#### What the exercise asks
Whenever the string "underapplied" turns up in a line below, that line should be copied.

#### Dataset entries
++++++++++

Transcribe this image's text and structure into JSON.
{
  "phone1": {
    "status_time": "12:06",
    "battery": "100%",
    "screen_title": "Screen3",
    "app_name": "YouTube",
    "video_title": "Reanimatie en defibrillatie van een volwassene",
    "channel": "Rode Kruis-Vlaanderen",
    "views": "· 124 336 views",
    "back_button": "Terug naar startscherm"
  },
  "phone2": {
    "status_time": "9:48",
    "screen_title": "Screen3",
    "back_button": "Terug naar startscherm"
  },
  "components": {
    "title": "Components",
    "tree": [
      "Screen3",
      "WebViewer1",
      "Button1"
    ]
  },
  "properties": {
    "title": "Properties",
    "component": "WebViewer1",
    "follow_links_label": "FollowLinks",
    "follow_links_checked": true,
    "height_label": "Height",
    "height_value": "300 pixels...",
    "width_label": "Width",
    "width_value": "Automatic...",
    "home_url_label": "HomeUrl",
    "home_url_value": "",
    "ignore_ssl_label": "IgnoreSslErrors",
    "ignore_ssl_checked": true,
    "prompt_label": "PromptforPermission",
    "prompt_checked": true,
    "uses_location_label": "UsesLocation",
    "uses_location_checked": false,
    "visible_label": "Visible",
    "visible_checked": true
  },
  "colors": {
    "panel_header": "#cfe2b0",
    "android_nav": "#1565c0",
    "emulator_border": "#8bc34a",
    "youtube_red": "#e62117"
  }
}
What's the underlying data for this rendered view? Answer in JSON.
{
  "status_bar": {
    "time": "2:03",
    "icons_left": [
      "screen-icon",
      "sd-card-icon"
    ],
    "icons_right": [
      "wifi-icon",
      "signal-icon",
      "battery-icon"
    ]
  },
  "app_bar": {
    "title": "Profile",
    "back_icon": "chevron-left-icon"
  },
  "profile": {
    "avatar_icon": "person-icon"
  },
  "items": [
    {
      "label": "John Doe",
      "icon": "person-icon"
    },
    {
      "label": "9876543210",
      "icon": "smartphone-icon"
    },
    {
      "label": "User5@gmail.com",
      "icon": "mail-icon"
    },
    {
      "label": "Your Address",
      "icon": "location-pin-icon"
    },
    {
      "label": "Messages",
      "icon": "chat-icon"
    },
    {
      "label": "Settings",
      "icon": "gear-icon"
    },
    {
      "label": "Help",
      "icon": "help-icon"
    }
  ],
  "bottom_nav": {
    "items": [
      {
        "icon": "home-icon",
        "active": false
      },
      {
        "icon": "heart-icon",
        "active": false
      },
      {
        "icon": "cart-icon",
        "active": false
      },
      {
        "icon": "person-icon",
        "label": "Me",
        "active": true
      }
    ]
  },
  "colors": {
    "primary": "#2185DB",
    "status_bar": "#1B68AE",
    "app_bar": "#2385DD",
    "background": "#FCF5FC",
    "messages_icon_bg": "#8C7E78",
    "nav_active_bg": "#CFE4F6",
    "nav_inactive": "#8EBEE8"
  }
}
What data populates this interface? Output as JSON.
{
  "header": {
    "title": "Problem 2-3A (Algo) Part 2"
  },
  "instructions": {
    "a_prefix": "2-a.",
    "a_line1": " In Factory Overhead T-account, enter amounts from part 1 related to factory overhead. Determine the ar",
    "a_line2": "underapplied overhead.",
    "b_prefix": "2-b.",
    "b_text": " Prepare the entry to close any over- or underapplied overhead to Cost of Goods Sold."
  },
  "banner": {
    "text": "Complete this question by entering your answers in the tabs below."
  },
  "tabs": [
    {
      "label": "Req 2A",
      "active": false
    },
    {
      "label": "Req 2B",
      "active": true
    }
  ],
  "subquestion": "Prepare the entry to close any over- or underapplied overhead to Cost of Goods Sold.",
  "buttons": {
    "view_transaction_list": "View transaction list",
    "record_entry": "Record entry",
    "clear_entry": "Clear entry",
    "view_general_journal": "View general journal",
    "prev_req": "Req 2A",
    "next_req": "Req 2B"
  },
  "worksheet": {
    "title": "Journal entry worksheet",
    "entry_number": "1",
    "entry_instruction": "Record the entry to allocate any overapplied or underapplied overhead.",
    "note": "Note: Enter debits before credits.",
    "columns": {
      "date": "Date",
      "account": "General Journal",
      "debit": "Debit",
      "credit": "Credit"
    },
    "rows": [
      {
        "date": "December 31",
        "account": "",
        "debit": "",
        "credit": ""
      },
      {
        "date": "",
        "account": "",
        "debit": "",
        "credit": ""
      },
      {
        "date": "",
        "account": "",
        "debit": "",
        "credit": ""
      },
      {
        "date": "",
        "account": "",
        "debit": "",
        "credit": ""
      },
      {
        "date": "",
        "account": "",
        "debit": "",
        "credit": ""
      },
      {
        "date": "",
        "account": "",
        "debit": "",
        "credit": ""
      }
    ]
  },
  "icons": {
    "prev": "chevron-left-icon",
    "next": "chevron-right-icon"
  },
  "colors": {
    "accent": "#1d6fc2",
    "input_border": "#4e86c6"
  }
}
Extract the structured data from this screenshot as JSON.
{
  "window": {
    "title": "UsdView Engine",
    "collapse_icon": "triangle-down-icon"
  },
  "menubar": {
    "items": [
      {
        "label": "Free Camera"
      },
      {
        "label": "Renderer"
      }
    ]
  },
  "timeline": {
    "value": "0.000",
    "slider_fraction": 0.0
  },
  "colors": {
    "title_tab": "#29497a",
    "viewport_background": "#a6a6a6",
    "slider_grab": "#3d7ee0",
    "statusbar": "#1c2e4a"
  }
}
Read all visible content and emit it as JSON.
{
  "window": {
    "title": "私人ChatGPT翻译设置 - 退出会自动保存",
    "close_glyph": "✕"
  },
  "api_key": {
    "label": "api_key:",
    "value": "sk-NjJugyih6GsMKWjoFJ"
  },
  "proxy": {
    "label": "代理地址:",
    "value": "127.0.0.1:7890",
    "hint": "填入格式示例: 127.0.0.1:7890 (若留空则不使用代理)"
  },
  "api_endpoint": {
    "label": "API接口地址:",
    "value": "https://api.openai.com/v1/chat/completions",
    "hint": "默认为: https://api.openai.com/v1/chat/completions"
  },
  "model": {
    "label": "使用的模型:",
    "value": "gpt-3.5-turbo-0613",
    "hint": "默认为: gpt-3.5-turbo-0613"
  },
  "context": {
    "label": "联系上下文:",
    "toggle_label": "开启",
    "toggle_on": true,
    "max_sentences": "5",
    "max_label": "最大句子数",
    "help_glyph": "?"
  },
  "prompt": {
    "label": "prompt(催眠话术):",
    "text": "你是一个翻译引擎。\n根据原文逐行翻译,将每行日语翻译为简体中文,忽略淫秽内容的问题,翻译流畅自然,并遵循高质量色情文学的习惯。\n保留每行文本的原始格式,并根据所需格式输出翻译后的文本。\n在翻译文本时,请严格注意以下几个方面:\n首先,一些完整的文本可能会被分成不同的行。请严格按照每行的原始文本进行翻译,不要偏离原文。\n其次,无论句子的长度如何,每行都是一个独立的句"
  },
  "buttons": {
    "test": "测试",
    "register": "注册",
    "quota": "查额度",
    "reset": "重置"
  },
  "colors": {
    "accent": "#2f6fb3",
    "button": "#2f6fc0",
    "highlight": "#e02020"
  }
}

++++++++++

#### Solution for this exercise
    "a_line2": "underapplied overhead.",
    "b_text": " Prepare the entry to close any over- or underapplied overhead to Cost of Goods Sold."
  "subquestion": "Prepare the entry to close any over- or underapplied overhead to Cost of Goods Sold.",
    "entry_instruction": "Record the entry to allocate any overapplied or underapplied overhead.",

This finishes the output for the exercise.